- The Paleontological Society
The phylogenetic relationships of fossil and extant members of the primate superfamily Hominoidea are reassessed by using both conventional (morphological) cladistic and stratocladistic (incorporating morphological and temporal data) techniques. The cladistic analysis recovers four most parsimonious cladograms that distinguish postcranially primitive (“archaic”) and derived (“modern”) hominoid clades in the earliest Miocene of East Africa and supports distinct hominine and pongine clades.
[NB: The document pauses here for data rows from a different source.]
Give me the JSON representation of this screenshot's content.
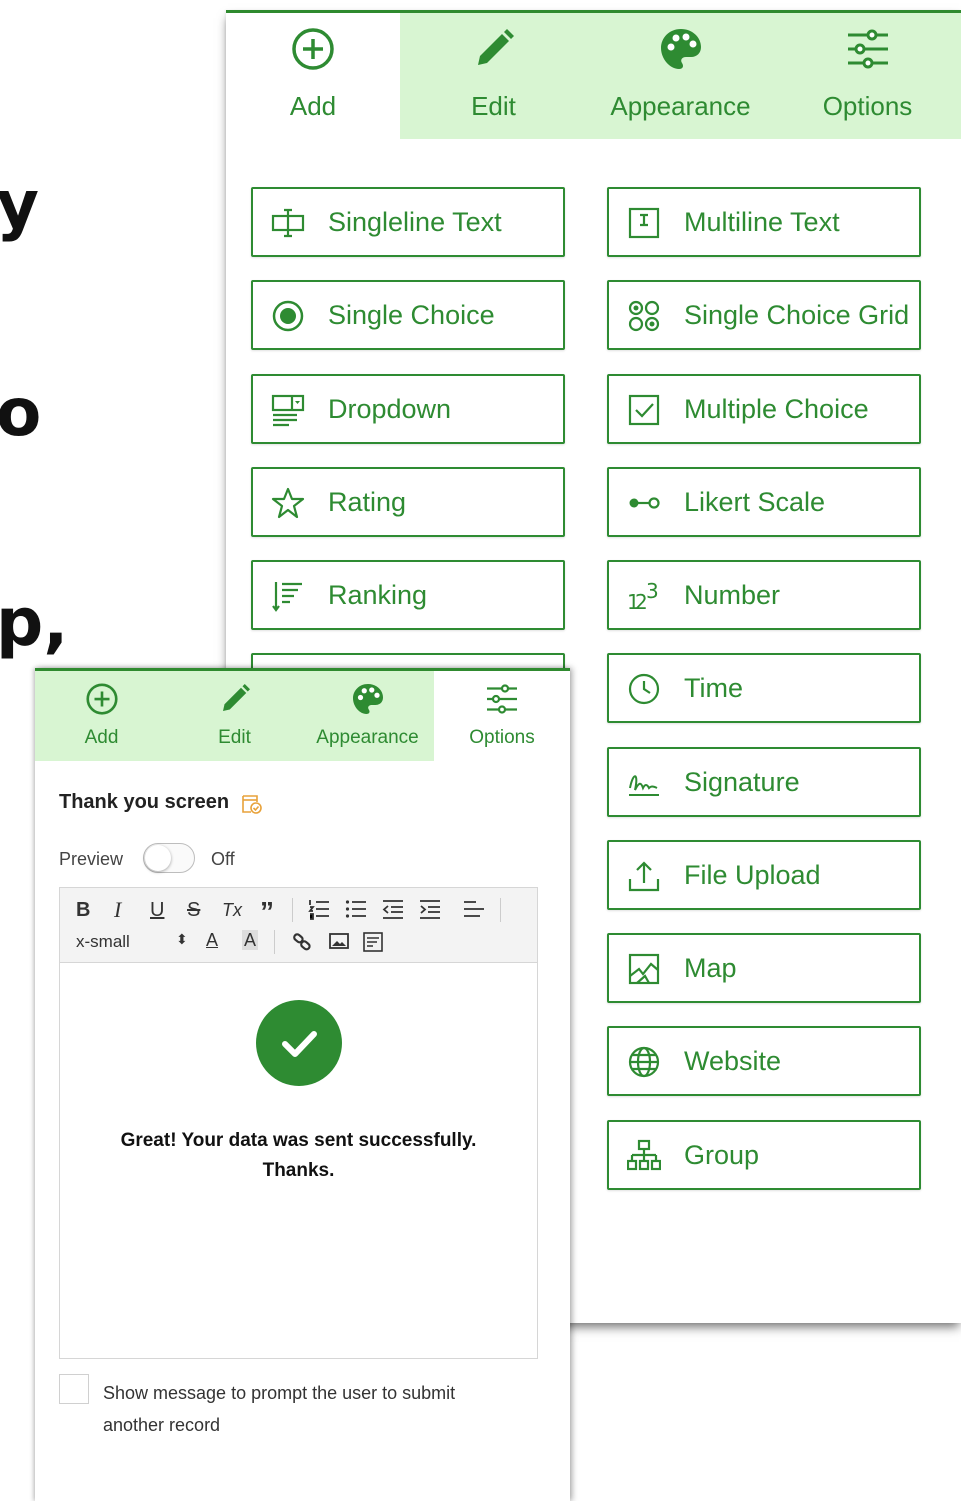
{
  "background_text": {
    "line1": "y",
    "line2": "o",
    "line3": "p,"
  },
  "back_panel": {
    "tabs": [
      {
        "label": "Add",
        "icon": "plus-circle-icon",
        "active": true
      },
      {
        "label": "Edit",
        "icon": "pencil-icon",
        "active": false
      },
      {
        "label": "Appearance",
        "icon": "palette-icon",
        "active": false
      },
      {
        "label": "Options",
        "icon": "sliders-icon",
        "active": false
      }
    ],
    "question_types": [
      {
        "label": "Singleline Text",
        "icon": "singleline-text-icon"
      },
      {
        "label": "Multiline Text",
        "icon": "multiline-text-icon"
      },
      {
        "label": "Single Choice",
        "icon": "radio-icon"
      },
      {
        "label": "Single Choice Grid",
        "icon": "choice-grid-icon"
      },
      {
        "label": "Dropdown",
        "icon": "dropdown-icon"
      },
      {
        "label": "Multiple Choice",
        "icon": "checkbox-icon"
      },
      {
        "label": "Rating",
        "icon": "star-icon"
      },
      {
        "label": "Likert Scale",
        "icon": "likert-icon"
      },
      {
        "label": "Ranking",
        "icon": "ranking-icon"
      },
      {
        "label": "Number",
        "icon": "number-icon"
      },
      {
        "label": "Time",
        "icon": "clock-icon"
      },
      {
        "label": "Signature",
        "icon": "signature-icon"
      },
      {
        "label": "File Upload",
        "icon": "upload-icon"
      },
      {
        "label": "Map",
        "icon": "map-icon"
      },
      {
        "label": "Website",
        "icon": "globe-icon"
      },
      {
        "label": "Group",
        "icon": "group-icon"
      }
    ]
  },
  "front_panel": {
    "tabs": [
      {
        "label": "Add",
        "icon": "plus-circle-icon",
        "active": false
      },
      {
        "label": "Edit",
        "icon": "pencil-icon",
        "active": false
      },
      {
        "label": "Appearance",
        "icon": "palette-icon",
        "active": false
      },
      {
        "label": "Options",
        "icon": "sliders-icon",
        "active": true
      }
    ],
    "section_title": "Thank you screen",
    "preview": {
      "label": "Preview",
      "state": "Off"
    },
    "toolbar": {
      "bold": "B",
      "italic": "I",
      "underline": "U",
      "strike": "S",
      "clear": "Tx",
      "quote": "”",
      "font_size": "x-small",
      "font_color": "A",
      "bg_color": "A"
    },
    "message_line1": "Great! Your data was sent successfully.",
    "message_line2": "Thanks.",
    "checkbox_label": "Show message to prompt the user to submit another record"
  },
  "colors": {
    "accent": "#2e8b32",
    "tab_bg": "#d8f5d2"
  }
}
However, the relationships among the pongines and hominine clades and other Eurasian hominoids remain ambiguous and there is weak support (Bremer decay indices, reduced consensus, and bootstrap proportions) for several other parts of the proposed phylogeny.
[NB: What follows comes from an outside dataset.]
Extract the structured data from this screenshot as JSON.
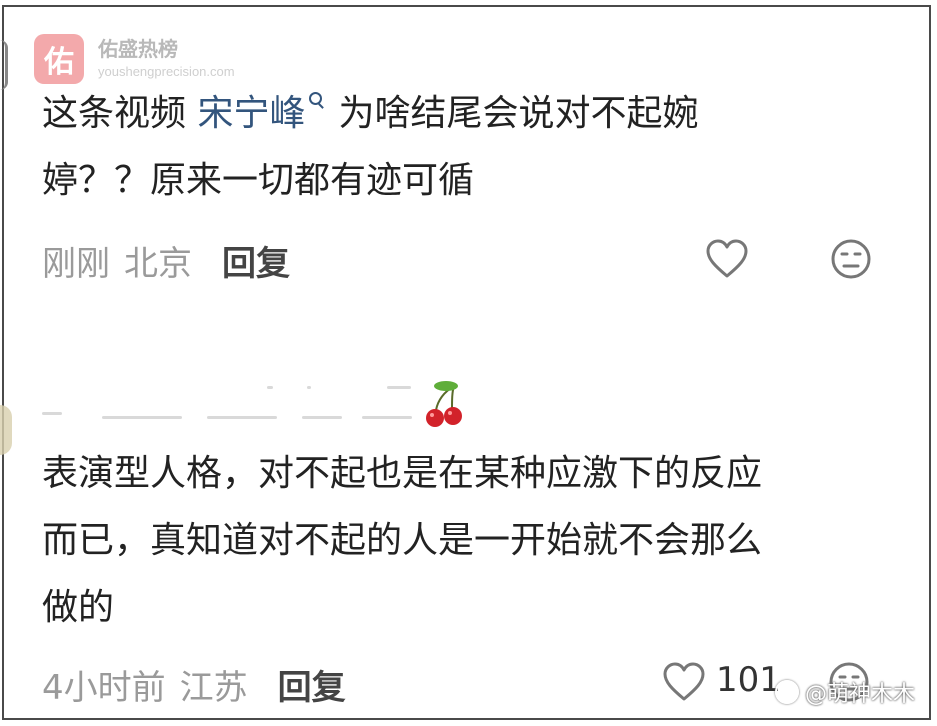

An examination of the partitioning of homoplasy across the two major hominoid clades recovered in the cladistic analysis indicates that the majority of the observed homoplasy resides in the postcranially derived clade. An examination of the partitioning of homoplasy across anatomical regions indicates that dental characters display a significantly higher level of homoplasy than postcranial characters. A rarefaction analysis demonstrates that the higher homoplasy associated with the dental characters is not the result of sampling biases, indicating that postcranial skeletal characters are likely the more reliable phylogenetic indicators in the hominoids.
The branching order of the most parsimonious cladograms shows better than average congruence with the observed ordering of first appearances in the fossil record, implying that the hominoid fossil record is surprisingly good. As with morphologic parsimony debt, most of the stratigraphic parsimony debt in these cladograms is associated with the “modern” hominoid clade. A stratocladistic analysis of the data recovers a single most parsimonious phylogenetic tree with a different cladistic topology from the morphological cladogram. The most striking difference is the elimination of the postcranially primitive clade of hominoids in the early Miocene in favor of a pectinate succession of taxa. The relative position of the late-appearing taxon Oreopithecus is also altered in the stratocladistic hypothesis. Topological differences between the cladistic and stratocladistic hypotheses highlight two intervals of significant discord between the morphological and temporal data—the early Miocene of eastern Africa and the late Miocene of Eurasia. The first discrepancy is likely the result of poor preservation and morphological homoplasy in Morotopithecus, as the fossil record in the early Miocene of eastern Africa for the ingroup is rather good. The second discrepancy is likely the result of the unusual preservation conditions associated with the late Miocene hominoid Oreopithecus.